Seasonal Transitions | Cleanse the Body and Mind for a Fresh start March 24 2016
If you think of what is happening in nature this time of year, it provides a guideline for how you can adapt your lifestyle to reflect the season. Flowers and plants re-emerge after a dormant winter, colours burst, the weather becomes warmer, more moist, and sunlight lasts longer into the evening.
Spring is the season of beginning and creation. This is a time to be open to the new and to let go of any excess in your life that is no longer serving you. It's a time for us also to emerge from our a slower, more inward-looking term of the year. It's a great time to engage in more physical activity, get on your bike, or put on some hiking boots, and get outside for fresh air. Physical activity will help to clear and open the body and mind and get your body out of some stagnancy you may have experienced during the winter months.Shed anything that is weighing you down, physically and emotionally. Make a point of prioritizing self-expression and creativity.
Your diet will become lighter, with more raw foods like greens, sprouts, fruits, nuts and seeds. Some grains can remain, but fewer heavier foods like meat and dairy products. Fresh fruits and vegetables are good in the spring diet as you lighten up from the heavier diet of the winter season.Fresh local herbs, greens, and flowers surround us in the spring. Incorporating these into your diet at this time, along with in-season fruits and vegetables will help us to remain in harmony with Mother Nature.
Greens are associated with freshening, cleansing, and building the body. Chickweed, Dandelion, Nettle, are amazing this time of year. You can even grow your greens at home, like wheatgrass or alflafa sprouts. A particularly great springtime healer, is dandelion. Very nourishing and high in Vitamin A, are good in salads or used to make tea. The root is a blood and kidney cleanser, particularly a liver cleanser and tonic, as well as a diuretic.
To welcome Spring, try making this mineral-rich spring tonic. All you need to do is infuse beautiful spring greens and flower like dandelion, nettle, red clover into raw apple cider vinegar, and then you have a delicious and highly nutritious dressing for your salads. You can even take a spoonful on its own, or in a little water, before meals to get your digestion going and get some more vitamins and minerals into your day.
Spring Mineral-Rich Tonic
Nutrient-rich herbs like nettle, dandelion, red clover, red raspberry leaf, yellow dock, and chickweed are high in vitamins and minerals. All are great choices for infused vinegars and can be a way to get easily-assimilable vitamins and minerals into your daily diet.
Many of the above herbs are considered spring tonics–common springtime herbs that help support liver function and stimulate digestion. Since apple cider vinegar also promotes gut health, herb-infused vinegars are a perfect pairing if you struggle with sluggish digestion after a long winter of rich food and few leafy greens. (Crushed fennel seed can also be a nice addition to an infused vinegar meant for digestive support.)

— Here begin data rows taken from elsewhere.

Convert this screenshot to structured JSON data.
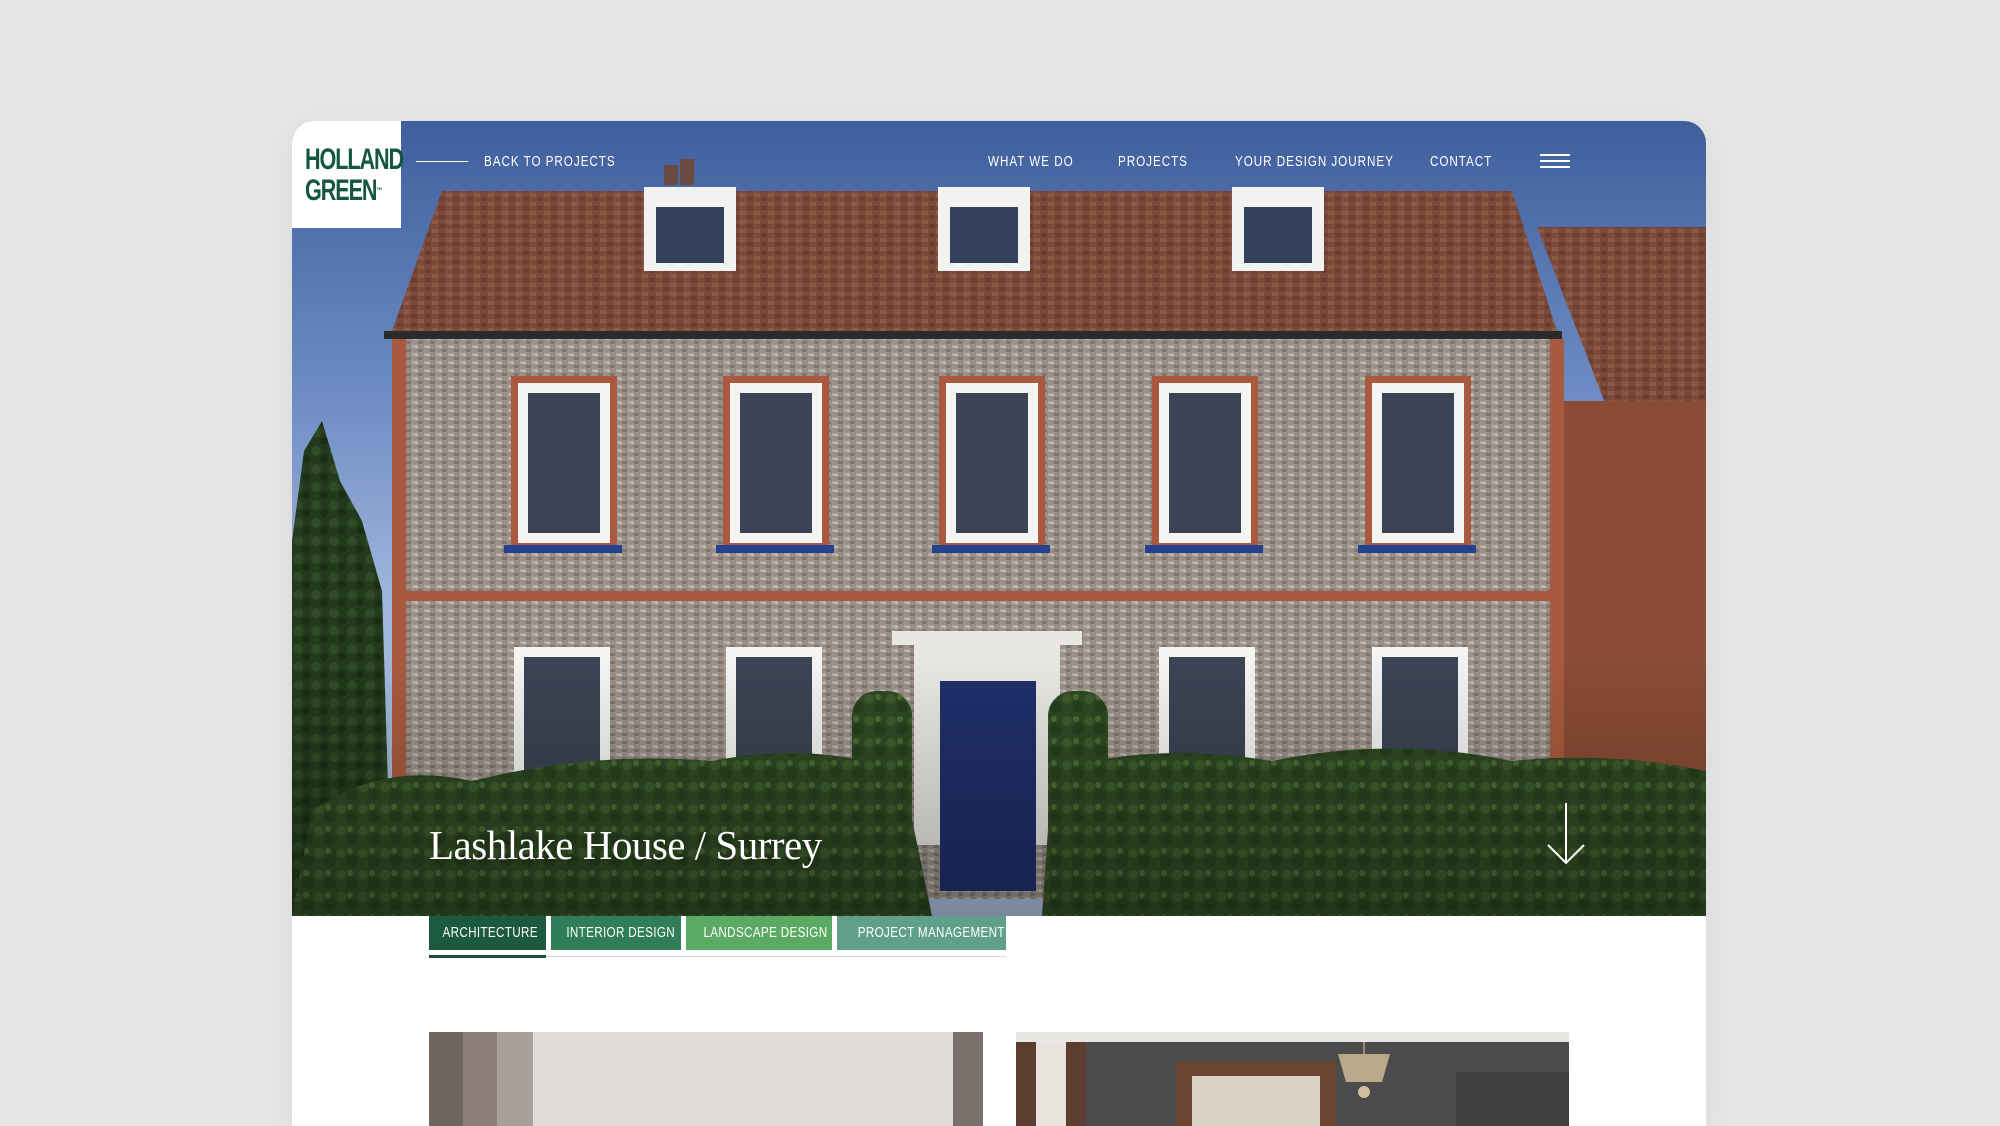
{
  "logo": {
    "line1": "HOLLAND",
    "line2": "GREEN",
    "tm": "™"
  },
  "topbar": {
    "back_label": "BACK TO PROJECTS",
    "nav": [
      {
        "label": "WHAT WE DO"
      },
      {
        "label": "PROJECTS"
      },
      {
        "label": "YOUR DESIGN JOURNEY"
      },
      {
        "label": "CONTACT"
      }
    ]
  },
  "hero": {
    "title": "Lashlake House / Surrey"
  },
  "tabs": [
    {
      "label": "ARCHITECTURE",
      "color": "#1b5a3f",
      "active": true
    },
    {
      "label": "INTERIOR DESIGN",
      "color": "#2f7e57",
      "active": false
    },
    {
      "label": "LANDSCAPE DESIGN",
      "color": "#5aaa63",
      "active": false
    },
    {
      "label": "PROJECT MANAGEMENT",
      "color": "#5f9f8c",
      "active": false
    }
  ],
  "colors": {
    "brand_green": "#15573e",
    "background": "#e6e6e7"
  }
}
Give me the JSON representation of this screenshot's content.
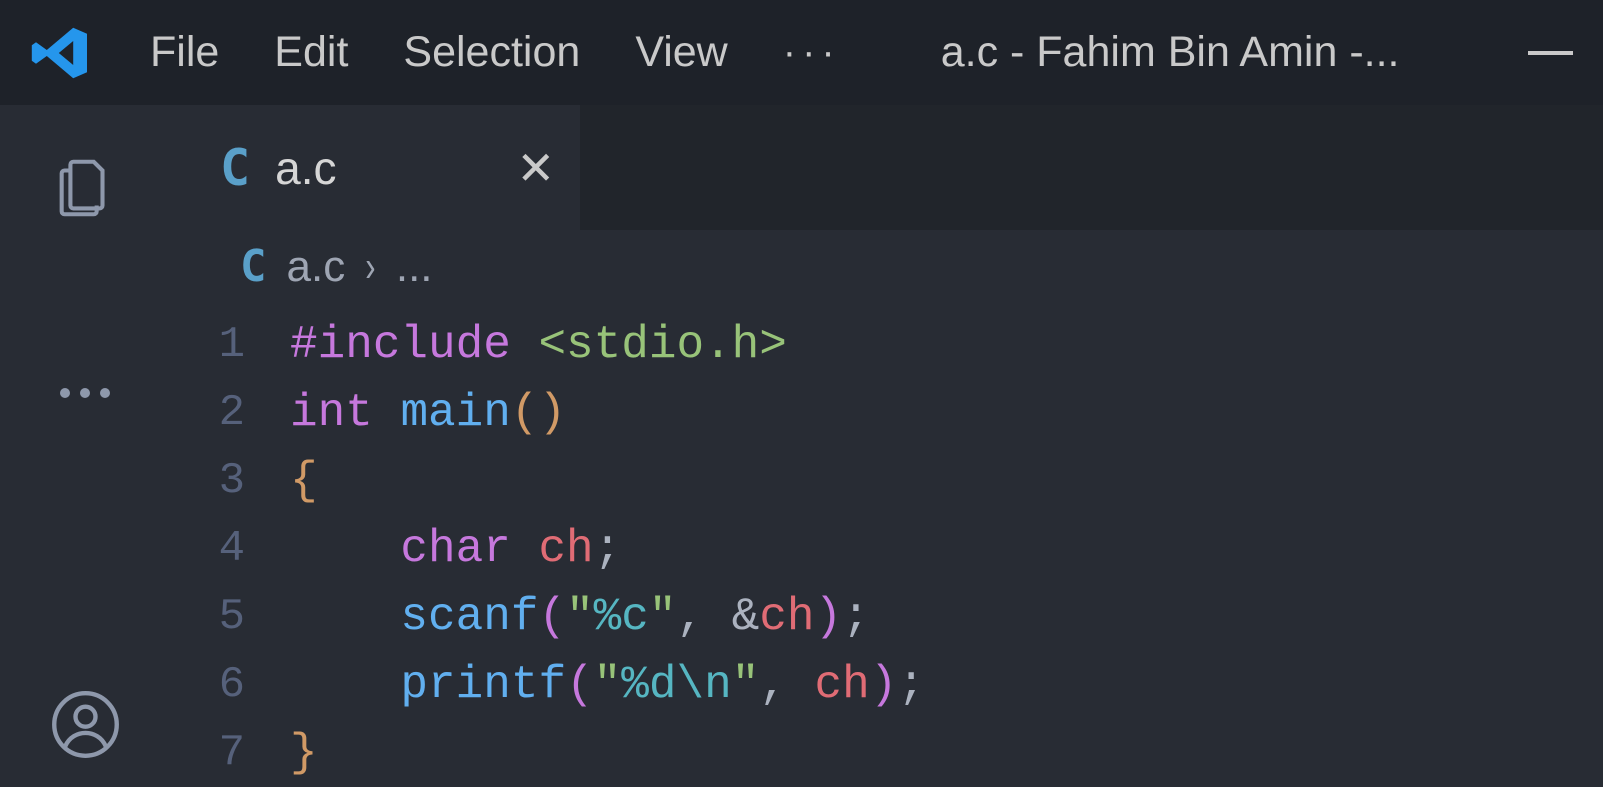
{
  "menu": {
    "file": "File",
    "edit": "Edit",
    "selection": "Selection",
    "view": "View",
    "more": "···"
  },
  "title": "a.c - Fahim Bin Amin -...",
  "tab": {
    "label": "a.c"
  },
  "breadcrumb": {
    "file": "a.c",
    "sep": "›",
    "tail": "..."
  },
  "code": {
    "lines": [
      "1",
      "2",
      "3",
      "4",
      "5",
      "6",
      "7"
    ],
    "l1": {
      "include": "#include",
      "hdr": "<stdio.h>"
    },
    "l2": {
      "int": "int",
      "main": "main",
      "open": "(",
      "close": ")"
    },
    "l3": {
      "brace": "{"
    },
    "l4": {
      "char": "char",
      "ch": "ch",
      "semi": ";"
    },
    "l5": {
      "scanf": "scanf",
      "open": "(",
      "q1": "\"",
      "esc": "%c",
      "q2": "\"",
      "comma": ", ",
      "amp": "&",
      "ch": "ch",
      "close": ")",
      "semi": ";"
    },
    "l6": {
      "printf": "printf",
      "open": "(",
      "q1": "\"",
      "esc1": "%d",
      "esc2": "\\n",
      "q2": "\"",
      "comma": ", ",
      "ch": "ch",
      "close": ")",
      "semi": ";"
    },
    "l7": {
      "brace": "}"
    }
  }
}
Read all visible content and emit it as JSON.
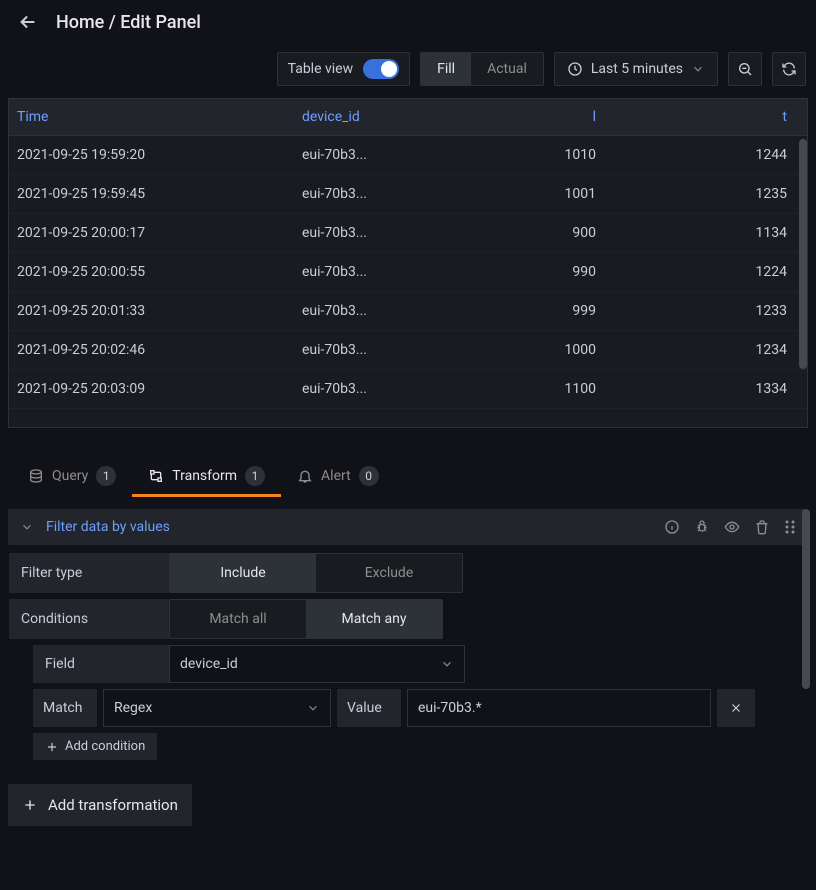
{
  "breadcrumb": "Home / Edit Panel",
  "toolbar": {
    "table_view_label": "Table view",
    "fill_label": "Fill",
    "actual_label": "Actual",
    "time_range": "Last 5 minutes"
  },
  "table": {
    "columns": [
      "Time",
      "device_id",
      "l",
      "t"
    ],
    "rows": [
      {
        "time": "2021-09-25 19:59:20",
        "device_id": "eui-70b3...",
        "l": "1010",
        "t": "1244"
      },
      {
        "time": "2021-09-25 19:59:45",
        "device_id": "eui-70b3...",
        "l": "1001",
        "t": "1235"
      },
      {
        "time": "2021-09-25 20:00:17",
        "device_id": "eui-70b3...",
        "l": "900",
        "t": "1134"
      },
      {
        "time": "2021-09-25 20:00:55",
        "device_id": "eui-70b3...",
        "l": "990",
        "t": "1224"
      },
      {
        "time": "2021-09-25 20:01:33",
        "device_id": "eui-70b3...",
        "l": "999",
        "t": "1233"
      },
      {
        "time": "2021-09-25 20:02:46",
        "device_id": "eui-70b3...",
        "l": "1000",
        "t": "1234"
      },
      {
        "time": "2021-09-25 20:03:09",
        "device_id": "eui-70b3...",
        "l": "1100",
        "t": "1334"
      }
    ]
  },
  "tabs": {
    "query": {
      "label": "Query",
      "count": "1"
    },
    "transform": {
      "label": "Transform",
      "count": "1"
    },
    "alert": {
      "label": "Alert",
      "count": "0"
    }
  },
  "transform": {
    "title": "Filter data by values",
    "filter_type_label": "Filter type",
    "include_label": "Include",
    "exclude_label": "Exclude",
    "conditions_label": "Conditions",
    "match_all_label": "Match all",
    "match_any_label": "Match any",
    "field_label": "Field",
    "field_value": "device_id",
    "match_label": "Match",
    "match_value": "Regex",
    "value_label": "Value",
    "value_input": "eui-70b3.*",
    "add_condition_label": "Add condition",
    "add_transformation_label": "Add transformation"
  }
}
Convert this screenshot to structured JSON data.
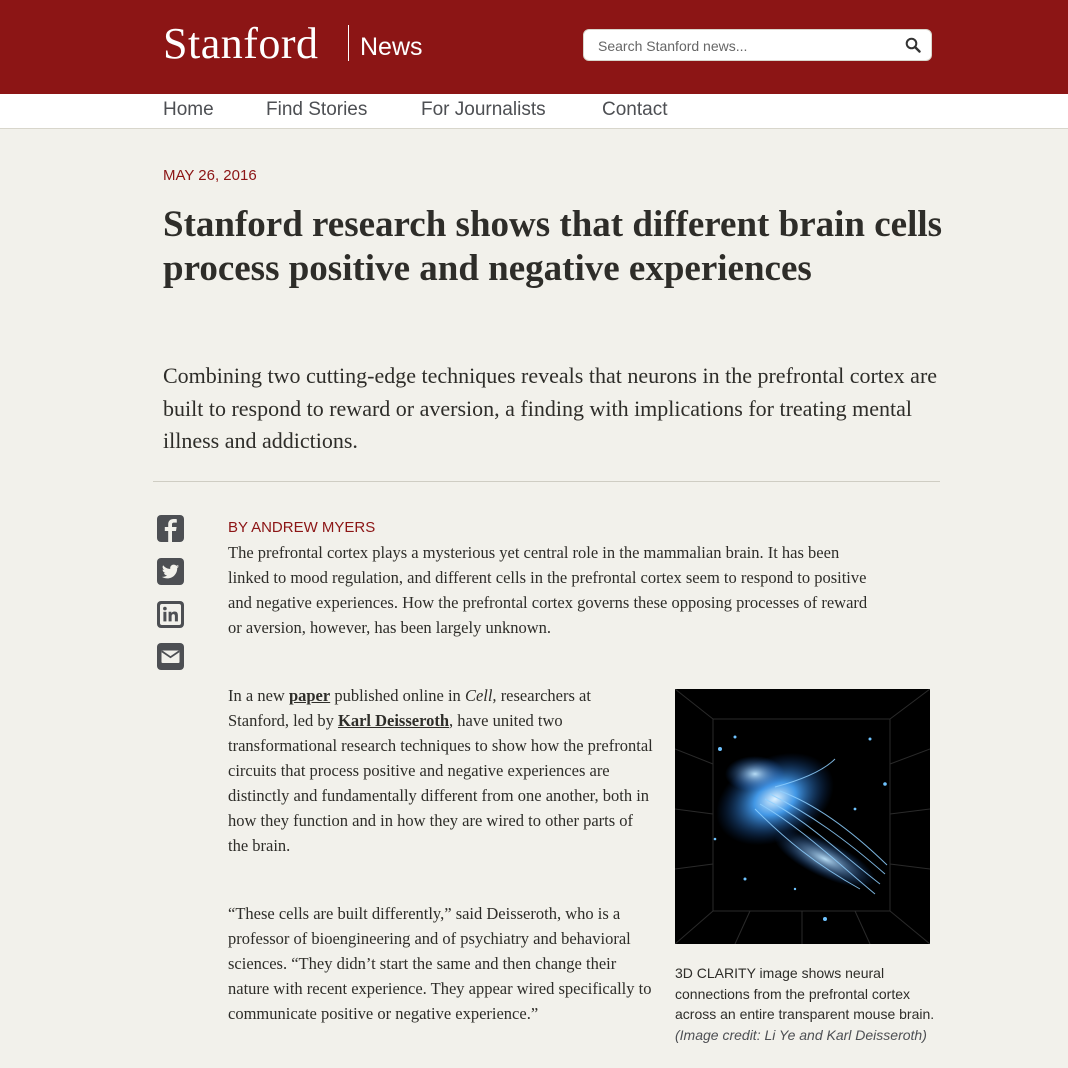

What you'll need:
1. 4-5 herbs, flowers, or greens such as:
- Dandelion leaves
- Nettle Leaves
- Red Clover flower
- Calendula flower
2. Unpasteurized Apple Cider Vinegar
3. A large jar or mason jar with tight-fitting lid
Place your herbs in a jar (about a cup full) and fill the rest of the jar with raw apple cider vinegar, seal with a tight-fitting lid, and set aside to let infuse until flavours blend for about 5 to 6 days. You can strain the vinegar through a fine mesh sieve into a decorative bottle.
xx Whitney, Holistic Nutritionist & Herbalist